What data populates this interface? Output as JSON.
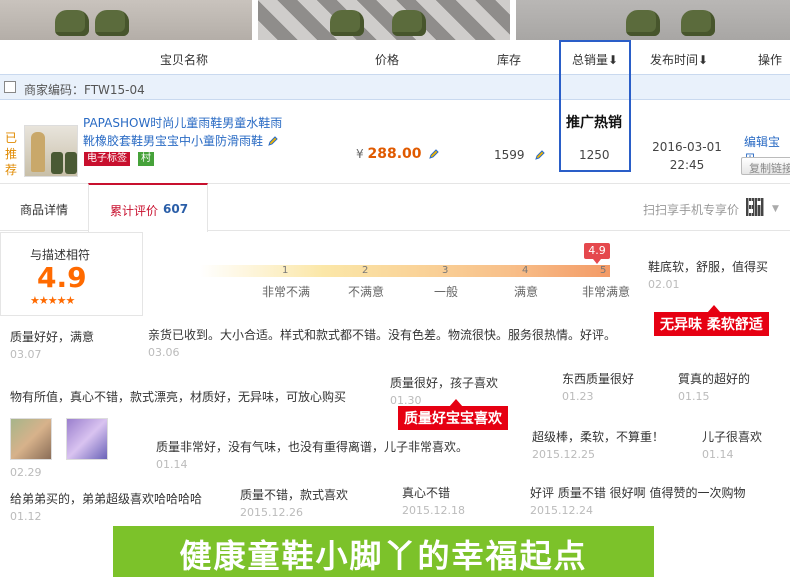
{
  "columns": {
    "name": "宝贝名称",
    "price": "价格",
    "stock": "库存",
    "total_sales": "总销量",
    "publish_time": "发布时间",
    "action": "操作"
  },
  "merchant_code": "商家编码：FTW15-04",
  "product": {
    "recommended": "已推荐",
    "title": "PAPASHOW时尚儿童雨鞋男童水鞋雨靴橡胶套鞋男宝宝中小童防滑雨鞋",
    "tag_etag": "电子标签",
    "tag_village": "村",
    "currency": "¥",
    "price": "288.00",
    "stock": "1599",
    "promo_label": "推广热销",
    "sales": "1250",
    "date": "2016-03-01",
    "time": "22:45",
    "edit": "编辑宝贝",
    "copy_link": "复制链接"
  },
  "tabs": {
    "details": "商品详情",
    "reviews": "累计评价",
    "review_count": "607",
    "mobile_scan": "扫扫享手机专享价"
  },
  "rating": {
    "label": "与描述相符",
    "score": "4.9",
    "stars": "★★★★★",
    "bubble": "4.9",
    "ticks": [
      "1",
      "2",
      "3",
      "4",
      "5"
    ],
    "labels": [
      "非常不满",
      "不满意",
      "一般",
      "满意",
      "非常满意"
    ]
  },
  "reviews": [
    {
      "text": "鞋底软，舒服，值得买",
      "date": "02.01"
    },
    {
      "text": "质量好好，满意",
      "date": "03.07"
    },
    {
      "text": "亲货已收到。大小合适。样式和款式都不错。没有色差。物流很快。服务很热情。好评。",
      "date": "03.06"
    },
    {
      "text": "物有所值，真心不错，款式漂亮，材质好，无异味，可放心购买",
      "date": ""
    },
    {
      "text": "质量很好，孩子喜欢",
      "date": "01.30"
    },
    {
      "text": "东西质量很好",
      "date": "01.23"
    },
    {
      "text": "質真的超好的",
      "date": "01.15"
    },
    {
      "text": "",
      "date": "02.29"
    },
    {
      "text": "质量非常好，没有气味，也没有重得离谱，儿子非常喜欢。",
      "date": "01.14"
    },
    {
      "text": "超级棒，柔软，不算重！",
      "date": "2015.12.25"
    },
    {
      "text": "儿子很喜欢",
      "date": "01.14"
    },
    {
      "text": "给弟弟买的，弟弟超级喜欢哈哈哈哈",
      "date": "01.12"
    },
    {
      "text": "质量不错，款式喜欢",
      "date": "2015.12.26"
    },
    {
      "text": "真心不错",
      "date": "2015.12.18"
    },
    {
      "text": "好评 质量不错 很好啊 值得赞的一次购物",
      "date": "2015.12.24"
    }
  ],
  "banners": {
    "no_odor": "无异味 柔软舒适",
    "kids_love": "质量好宝宝喜欢",
    "promo": "健康童鞋小脚丫的幸福起点"
  },
  "colors": {
    "accent_red": "#c8102e",
    "link_blue": "#2a6bc4",
    "price_orange": "#e05a00",
    "promo_green": "#7cc22a",
    "highlight_box": "#2a5ec8"
  }
}
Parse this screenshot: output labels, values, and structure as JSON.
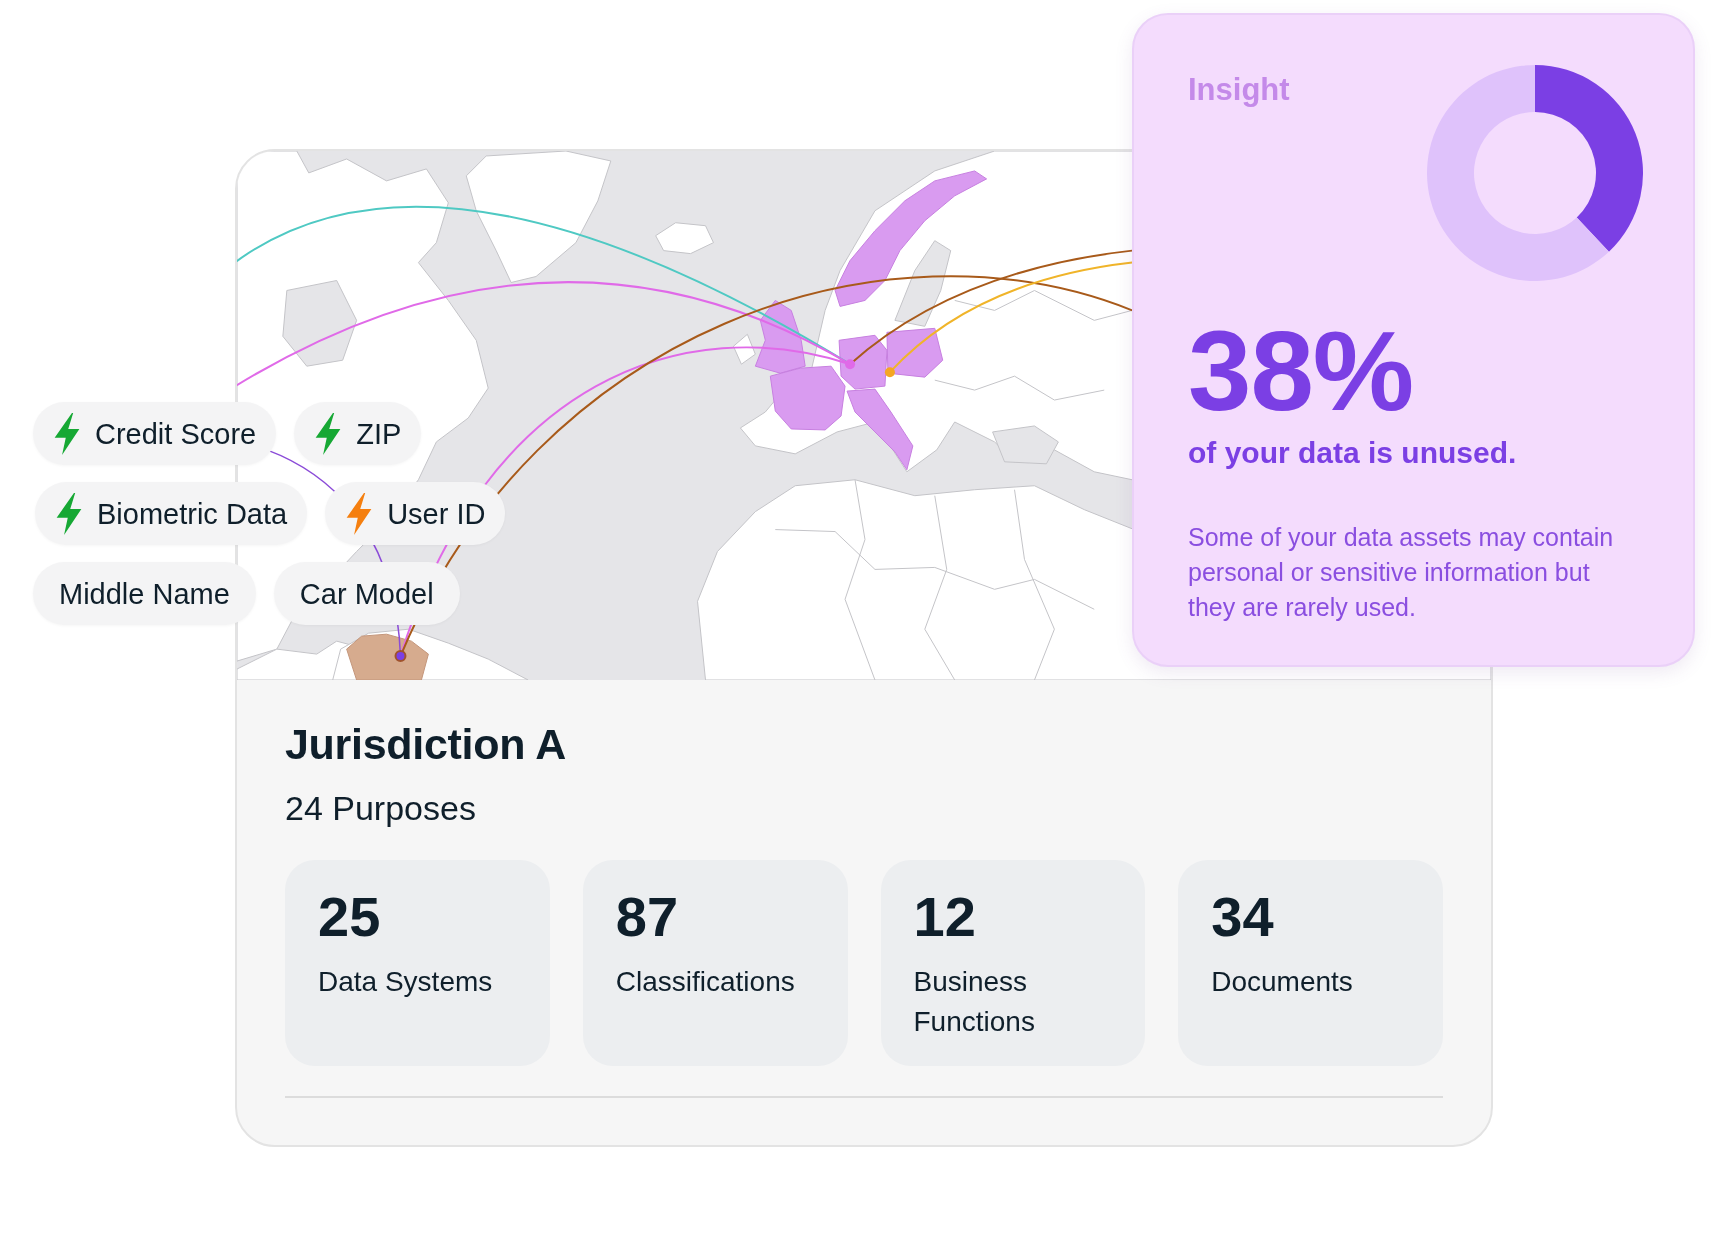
{
  "tag_rows": [
    {
      "tags": [
        {
          "label": "Credit Score",
          "kind": "flagged",
          "color": "#16a834"
        },
        {
          "label": "ZIP",
          "kind": "flagged",
          "color": "#16a834"
        }
      ]
    },
    {
      "tags": [
        {
          "label": "Biometric Data",
          "kind": "flagged",
          "color": "#16a834"
        },
        {
          "label": "User ID",
          "kind": "flagged",
          "color": "#f57f0f"
        }
      ]
    },
    {
      "tags": [
        {
          "label": "Middle Name",
          "kind": "plain"
        },
        {
          "label": "Car Model",
          "kind": "plain"
        }
      ]
    }
  ],
  "jurisdiction": {
    "title": "Jurisdiction A",
    "purposes": "24 Purposes",
    "stats": [
      {
        "value": "25",
        "label": "Data Systems"
      },
      {
        "value": "87",
        "label": "Classifications"
      },
      {
        "value": "12",
        "label": "Business Functions"
      },
      {
        "value": "34",
        "label": "Documents"
      }
    ]
  },
  "insight": {
    "heading": "Insight",
    "chart_data": {
      "type": "donut",
      "values": [
        38,
        62
      ]
    },
    "figure": "38%",
    "caption": "of your data is unused.",
    "description": "Some of your data assets may contain personal or sensitive information but they are rarely used."
  }
}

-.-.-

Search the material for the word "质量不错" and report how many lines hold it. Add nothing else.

> _RESPONSE FOR THIS EXERCISE_: 2